Jack Zeldes Left Behind A Successful Firm And Many Admirers
"As I watched him over the years, I saw that Jack treated everyone this way, he made everyone feel like they mattered. And the incredible thing is that everyone did matter to Jack."
Zeldes' firm never grew to be particularly large. The website currently lists about 20 attorneys, and most years it has hovered near the lower fringe of the Law Tribune's annual list of the state's 25 largest law firms, ranked by gross revenue. The firm makes no apologies for its size, using the slogan, "Large firm capabilities...small firm responsiveness."

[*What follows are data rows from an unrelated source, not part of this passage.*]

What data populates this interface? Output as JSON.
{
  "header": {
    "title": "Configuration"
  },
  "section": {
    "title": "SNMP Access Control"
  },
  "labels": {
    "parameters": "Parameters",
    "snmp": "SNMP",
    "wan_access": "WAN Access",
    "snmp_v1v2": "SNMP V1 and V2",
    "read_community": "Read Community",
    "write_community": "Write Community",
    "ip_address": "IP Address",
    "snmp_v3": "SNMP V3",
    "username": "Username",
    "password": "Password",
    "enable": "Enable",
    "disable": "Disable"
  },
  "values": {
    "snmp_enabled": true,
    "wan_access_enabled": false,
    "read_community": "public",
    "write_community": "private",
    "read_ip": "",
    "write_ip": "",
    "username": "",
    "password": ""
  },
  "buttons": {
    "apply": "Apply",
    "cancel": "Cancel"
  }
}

But even if his firm was giant-sized, Zeldes was regarded a giant of the bar. In an editorial in this week's edition (see page 37), the Law Tribune's Editorial Board noted that Zeldes was so well respected statewide that in 1983 he was chosen by the Connecticut House of Representatives to represent a Select Committee in the first impeachment proceeding ever to have been initiated against a Connecticut judge. He was also chosen as lead plaintiff in Jacob D. Zeldes, et al v. M. Jodi Rell, et al, a 2009 class action launched by leaders of the Connecticut bar when then-Governor Rell attempted to take $2 million from the state's Client Security Fund and transfer it to the General Fund as part of a larger effort to address a state budget deficit.
Ecker and Ernie Teitell, of Silver Golub & Teitell, handled the Rell case. According to Ecker, they "represented a group of about 10 prominent lawyers as plaintiffs, people like Hugh Keefe, Willie Dow, Bill Davis, Hubert Santos, Hope Seeley, [and] Fred Ury. Originally we had listed the plaintiffs alphabetically, but the group wanted Jack listed first, in recognition of his undisputed role as the dean of the Connecticut bar."

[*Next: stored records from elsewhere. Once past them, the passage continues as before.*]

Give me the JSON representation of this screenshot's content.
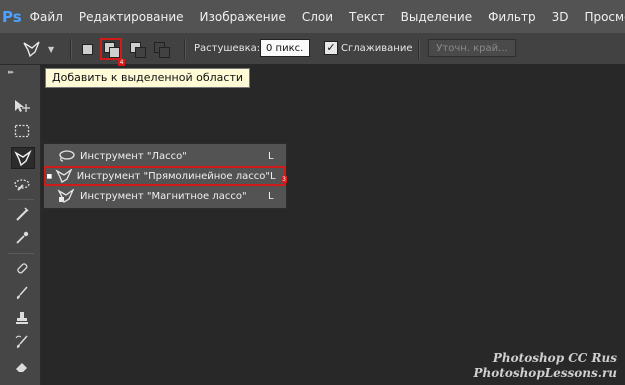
{
  "app": {
    "logo": "Ps"
  },
  "menu": [
    "Файл",
    "Редактирование",
    "Изображение",
    "Слои",
    "Текст",
    "Выделение",
    "Фильтр",
    "3D",
    "Просмотр"
  ],
  "options": {
    "feather_label": "Растушевка:",
    "feather_value": "0 пикс.",
    "antialias_label": "Сглаживание",
    "antialias_checked": true,
    "refine_edge_label": "Уточн. край...",
    "active_mode_badge": "4"
  },
  "tooltip": "Добавить к выделенной области",
  "flyout": {
    "items": [
      {
        "label": "Инструмент \"Лассо\"",
        "key": "L",
        "selected": false,
        "icon": "lasso-icon"
      },
      {
        "label": "Инструмент \"Прямолинейное лассо\"",
        "key": "L",
        "selected": true,
        "icon": "polygonal-lasso-icon"
      },
      {
        "label": "Инструмент \"Магнитное лассо\"",
        "key": "L",
        "selected": false,
        "icon": "magnetic-lasso-icon"
      }
    ],
    "badge": "3"
  },
  "tools": [
    "move-tool-icon",
    "marquee-tool-icon",
    "lasso-tool-icon",
    "quick-selection-tool-icon",
    "crop-tool-icon",
    "eyedropper-tool-icon",
    "healing-brush-tool-icon",
    "brush-tool-icon",
    "clone-stamp-tool-icon",
    "history-brush-tool-icon",
    "eraser-tool-icon"
  ],
  "watermark": {
    "line1": "Photoshop CC Rus",
    "line2": "PhotoshopLessons.ru"
  },
  "colors": {
    "menubar": "#535353",
    "optbar": "#424242",
    "canvas": "#282828",
    "highlight": "#d11a1a",
    "tooltip_bg": "#fffbd6",
    "logo": "#4aa3ff"
  }
}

David Atkins, who practiced at Zeldes, Needle & Cooper from 1984 to 2007, said his former boss felt no need to be in the limelight. "He was a happy warrior, never discouraged by the long odds many of his clients faced. He relished the challenge of improving those odds by pushing back arbitrary or outdated boundaries of the law, and doing so with flair and creativity," said Atkins, now at Pullman & Comley. "And as those who worked with him can attest, the ride he took us on always was a lot of fun."•